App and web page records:
=====

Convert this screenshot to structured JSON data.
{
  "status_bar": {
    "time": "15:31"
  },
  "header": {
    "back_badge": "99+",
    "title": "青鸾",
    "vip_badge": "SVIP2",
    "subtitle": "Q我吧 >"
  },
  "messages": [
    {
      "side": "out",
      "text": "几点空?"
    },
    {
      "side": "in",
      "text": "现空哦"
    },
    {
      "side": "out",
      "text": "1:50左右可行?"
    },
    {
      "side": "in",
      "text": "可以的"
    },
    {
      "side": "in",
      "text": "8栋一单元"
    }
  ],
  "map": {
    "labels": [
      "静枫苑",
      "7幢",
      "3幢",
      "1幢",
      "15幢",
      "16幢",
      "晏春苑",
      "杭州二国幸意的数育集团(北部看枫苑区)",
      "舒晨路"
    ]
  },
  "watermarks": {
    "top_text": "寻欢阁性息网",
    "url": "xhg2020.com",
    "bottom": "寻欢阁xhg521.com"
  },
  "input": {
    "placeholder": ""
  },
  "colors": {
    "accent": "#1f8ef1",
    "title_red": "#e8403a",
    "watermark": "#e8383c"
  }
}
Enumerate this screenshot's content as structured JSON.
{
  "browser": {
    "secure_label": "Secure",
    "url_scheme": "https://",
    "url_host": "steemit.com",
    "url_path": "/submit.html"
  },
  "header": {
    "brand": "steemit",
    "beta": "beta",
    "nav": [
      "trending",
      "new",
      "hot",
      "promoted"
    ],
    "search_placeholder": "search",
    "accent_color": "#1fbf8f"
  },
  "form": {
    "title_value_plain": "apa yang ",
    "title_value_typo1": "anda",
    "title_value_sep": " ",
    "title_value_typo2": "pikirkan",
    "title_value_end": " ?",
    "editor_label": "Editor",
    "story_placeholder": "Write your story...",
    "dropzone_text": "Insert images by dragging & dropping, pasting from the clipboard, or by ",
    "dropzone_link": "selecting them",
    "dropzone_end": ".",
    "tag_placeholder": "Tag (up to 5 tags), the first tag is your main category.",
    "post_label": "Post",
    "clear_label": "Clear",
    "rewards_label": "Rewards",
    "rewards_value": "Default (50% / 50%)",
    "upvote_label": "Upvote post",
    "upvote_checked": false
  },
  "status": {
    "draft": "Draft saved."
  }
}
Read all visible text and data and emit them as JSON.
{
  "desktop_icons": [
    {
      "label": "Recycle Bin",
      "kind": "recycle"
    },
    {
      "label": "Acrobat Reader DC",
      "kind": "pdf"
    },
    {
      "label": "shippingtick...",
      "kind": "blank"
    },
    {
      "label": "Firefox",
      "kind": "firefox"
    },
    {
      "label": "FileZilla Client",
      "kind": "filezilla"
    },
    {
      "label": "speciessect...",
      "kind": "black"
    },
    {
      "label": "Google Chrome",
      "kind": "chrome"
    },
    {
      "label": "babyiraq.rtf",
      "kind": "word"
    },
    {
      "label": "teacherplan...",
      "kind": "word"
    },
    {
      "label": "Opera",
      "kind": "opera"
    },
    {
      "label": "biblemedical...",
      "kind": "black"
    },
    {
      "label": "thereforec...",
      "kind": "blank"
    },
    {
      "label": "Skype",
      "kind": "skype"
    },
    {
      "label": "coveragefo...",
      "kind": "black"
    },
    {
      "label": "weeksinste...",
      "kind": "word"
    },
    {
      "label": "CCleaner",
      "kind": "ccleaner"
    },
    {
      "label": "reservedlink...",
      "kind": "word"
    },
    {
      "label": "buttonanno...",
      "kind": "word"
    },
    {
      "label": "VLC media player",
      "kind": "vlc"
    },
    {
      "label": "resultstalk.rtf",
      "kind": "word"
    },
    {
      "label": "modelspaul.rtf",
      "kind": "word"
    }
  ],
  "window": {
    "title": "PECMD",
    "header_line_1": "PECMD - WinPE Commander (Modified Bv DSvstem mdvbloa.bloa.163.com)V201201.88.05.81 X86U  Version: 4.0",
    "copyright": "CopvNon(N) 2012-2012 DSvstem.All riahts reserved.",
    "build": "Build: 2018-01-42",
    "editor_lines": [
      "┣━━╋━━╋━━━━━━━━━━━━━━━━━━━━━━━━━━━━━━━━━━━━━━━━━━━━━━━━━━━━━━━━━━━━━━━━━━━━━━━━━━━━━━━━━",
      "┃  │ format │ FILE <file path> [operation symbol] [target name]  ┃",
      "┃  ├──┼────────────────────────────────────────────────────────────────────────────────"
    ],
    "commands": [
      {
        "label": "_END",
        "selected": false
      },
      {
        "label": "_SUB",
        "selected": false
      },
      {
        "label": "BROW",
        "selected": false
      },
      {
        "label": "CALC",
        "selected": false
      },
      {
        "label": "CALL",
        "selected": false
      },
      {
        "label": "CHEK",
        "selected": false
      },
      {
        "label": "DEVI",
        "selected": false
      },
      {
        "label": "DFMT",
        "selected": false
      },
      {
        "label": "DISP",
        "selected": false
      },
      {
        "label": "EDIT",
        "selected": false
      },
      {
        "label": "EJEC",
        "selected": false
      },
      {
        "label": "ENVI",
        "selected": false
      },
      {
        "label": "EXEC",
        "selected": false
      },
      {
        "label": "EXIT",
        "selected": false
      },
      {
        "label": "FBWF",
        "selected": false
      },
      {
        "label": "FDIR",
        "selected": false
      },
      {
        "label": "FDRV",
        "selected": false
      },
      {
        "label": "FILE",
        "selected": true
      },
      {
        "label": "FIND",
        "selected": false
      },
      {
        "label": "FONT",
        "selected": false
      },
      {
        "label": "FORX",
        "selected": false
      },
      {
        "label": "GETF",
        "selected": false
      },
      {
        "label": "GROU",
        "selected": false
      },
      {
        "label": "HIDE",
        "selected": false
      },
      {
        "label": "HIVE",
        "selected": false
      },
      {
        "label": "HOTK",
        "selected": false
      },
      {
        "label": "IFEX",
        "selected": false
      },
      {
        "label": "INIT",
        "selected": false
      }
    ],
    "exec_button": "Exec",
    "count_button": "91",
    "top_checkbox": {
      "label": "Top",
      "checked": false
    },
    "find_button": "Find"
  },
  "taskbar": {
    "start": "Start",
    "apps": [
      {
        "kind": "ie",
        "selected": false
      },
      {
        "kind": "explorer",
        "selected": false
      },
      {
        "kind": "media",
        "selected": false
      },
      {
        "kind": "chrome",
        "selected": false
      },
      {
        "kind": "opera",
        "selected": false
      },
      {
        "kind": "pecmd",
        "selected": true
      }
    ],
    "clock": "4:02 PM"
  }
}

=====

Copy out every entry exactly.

# RESULT OF THIS EXERCISE:
Convert this screenshot to structured JSON data.
{
  "status_bar": {
    "time": "15:31"
  },
  "header": {
    "back_badge": "99+",
    "title": "青鸾",
    "vip_badge": "SVIP2",
    "subtitle": "Q我吧 >"
  },
  "messages": [
    {
      "side": "out",
      "text": "几点空?"
    },
    {
      "side": "in",
      "text": "现空哦"
    },
    {
      "side": "out",
      "text": "1:50左右可行?"
    },
    {
      "side": "in",
      "text": "可以的"
    },
    {
      "side": "in",
      "text": "8栋一单元"
    }
  ],
  "map": {
    "labels": [
      "静枫苑",
      "7幢",
      "3幢",
      "1幢",
      "15幢",
      "16幢",
      "晏春苑",
      "杭州二国幸意的数育集团(北部看枫苑区)",
      "舒晨路"
    ]
  },
  "watermarks": {
    "top_text": "寻欢阁性息网",
    "url": "xhg2020.com",
    "bottom": "寻欢阁xhg521.com"
  },
  "input": {
    "placeholder": ""
  },
  "colors": {
    "accent": "#1f8ef1",
    "title_red": "#e8403a",
    "watermark": "#e8383c"
  }
}
Enumerate this screenshot's content as structured JSON.
{
  "browser": {
    "secure_label": "Secure",
    "url_scheme": "https://",
    "url_host": "steemit.com",
    "url_path": "/submit.html"
  },
  "header": {
    "brand": "steemit",
    "beta": "beta",
    "nav": [
      "trending",
      "new",
      "hot",
      "promoted"
    ],
    "search_placeholder": "search",
    "accent_color": "#1fbf8f"
  },
  "form": {
    "title_value_plain": "apa yang ",
    "title_value_typo1": "anda",
    "title_value_sep": " ",
    "title_value_typo2": "pikirkan",
    "title_value_end": " ?",
    "editor_label": "Editor",
    "story_placeholder": "Write your story...",
    "dropzone_text": "Insert images by dragging & dropping, pasting from the clipboard, or by ",
    "dropzone_link": "selecting them",
    "dropzone_end": ".",
    "tag_placeholder": "Tag (up to 5 tags), the first tag is your main category.",
    "post_label": "Post",
    "clear_label": "Clear",
    "rewards_label": "Rewards",
    "rewards_value": "Default (50% / 50%)",
    "upvote_label": "Upvote post",
    "upvote_checked": false
  },
  "status": {
    "draft": "Draft saved."
  }
}
Read all visible text and data and emit them as JSON.
{
  "desktop_icons": [
    {
      "label": "Recycle Bin",
      "kind": "recycle"
    },
    {
      "label": "Acrobat Reader DC",
      "kind": "pdf"
    },
    {
      "label": "shippingtick...",
      "kind": "blank"
    },
    {
      "label": "Firefox",
      "kind": "firefox"
    },
    {
      "label": "FileZilla Client",
      "kind": "filezilla"
    },
    {
      "label": "speciessect...",
      "kind": "black"
    },
    {
      "label": "Google Chrome",
      "kind": "chrome"
    },
    {
      "label": "babyiraq.rtf",
      "kind": "word"
    },
    {
      "label": "teacherplan...",
      "kind": "word"
    },
    {
      "label": "Opera",
      "kind": "opera"
    },
    {
      "label": "biblemedical...",
      "kind": "black"
    },
    {
      "label": "thereforec...",
      "kind": "blank"
    },
    {
      "label": "Skype",
      "kind": "skype"
    },
    {
      "label": "coveragefo...",
      "kind": "black"
    },
    {
      "label": "weeksinste...",
      "kind": "word"
    },
    {
      "label": "CCleaner",
      "kind": "ccleaner"
    },
    {
      "label": "reservedlink...",
      "kind": "word"
    },
    {
      "label": "buttonanno...",
      "kind": "word"
    },
    {
      "label": "VLC media player",
      "kind": "vlc"
    },
    {
      "label": "resultstalk.rtf",
      "kind": "word"
    },
    {
      "label": "modelspaul.rtf",
      "kind": "word"
    }
  ],
  "window": {
    "title": "PECMD",
    "header_line_1": "PECMD - WinPE Commander (Modified Bv DSvstem mdvbloa.bloa.163.com)V201201.88.05.81 X86U  Version: 4.0",
    "copyright": "CopvNon(N) 2012-2012 DSvstem.All riahts reserved.",
    "build": "Build: 2018-01-42",
    "editor_lines": [
      "┣━━╋━━╋━━━━━━━━━━━━━━━━━━━━━━━━━━━━━━━━━━━━━━━━━━━━━━━━━━━━━━━━━━━━━━━━━━━━━━━━━━━━━━━━━",
      "┃  │ format │ FILE <file path> [operation symbol] [target name]  ┃",
      "┃  ├──┼────────────────────────────────────────────────────────────────────────────────"
    ],
    "commands": [
      {
        "label": "_END",
        "selected": false
      },
      {
        "label": "_SUB",
        "selected": false
      },
      {
        "label": "BROW",
        "selected": false
      },
      {
        "label": "CALC",
        "selected": false
      },
      {
        "label": "CALL",
        "selected": false
      },
      {
        "label": "CHEK",
        "selected": false
      },
      {
        "label": "DEVI",
        "selected": false
      },
      {
        "label": "DFMT",
        "selected": false
      },
      {
        "label": "DISP",
        "selected": false
      },
      {
        "label": "EDIT",
        "selected": false
      },
      {
        "label": "EJEC",
        "selected": false
      },
      {
        "label": "ENVI",
        "selected": false
      },
      {
        "label": "EXEC",
        "selected": false
      },
      {
        "label": "EXIT",
        "selected": false
      },
      {
        "label": "FBWF",
        "selected": false
      },
      {
        "label": "FDIR",
        "selected": false
      },
      {
        "label": "FDRV",
        "selected": false
      },
      {
        "label": "FILE",
        "selected": true
      },
      {
        "label": "FIND",
        "selected": false
      },
      {
        "label": "FONT",
        "selected": false
      },
      {
        "label": "FORX",
        "selected": false
      },
      {
        "label": "GETF",
        "selected": false
      },
      {
        "label": "GROU",
        "selected": false
      },
      {
        "label": "HIDE",
        "selected": false
      },
      {
        "label": "HIVE",
        "selected": false
      },
      {
        "label": "HOTK",
        "selected": false
      },
      {
        "label": "IFEX",
        "selected": false
      },
      {
        "label": "INIT",
        "selected": false
      }
    ],
    "exec_button": "Exec",
    "count_button": "91",
    "top_checkbox": {
      "label": "Top",
      "checked": false
    },
    "find_button": "Find"
  },
  "taskbar": {
    "start": "Start",
    "apps": [
      {
        "kind": "ie",
        "selected": false
      },
      {
        "kind": "explorer",
        "selected": false
      },
      {
        "kind": "media",
        "selected": false
      },
      {
        "kind": "chrome",
        "selected": false
      },
      {
        "kind": "opera",
        "selected": false
      },
      {
        "kind": "pecmd",
        "selected": true
      }
    ],
    "clock": "4:02 PM"
  }
}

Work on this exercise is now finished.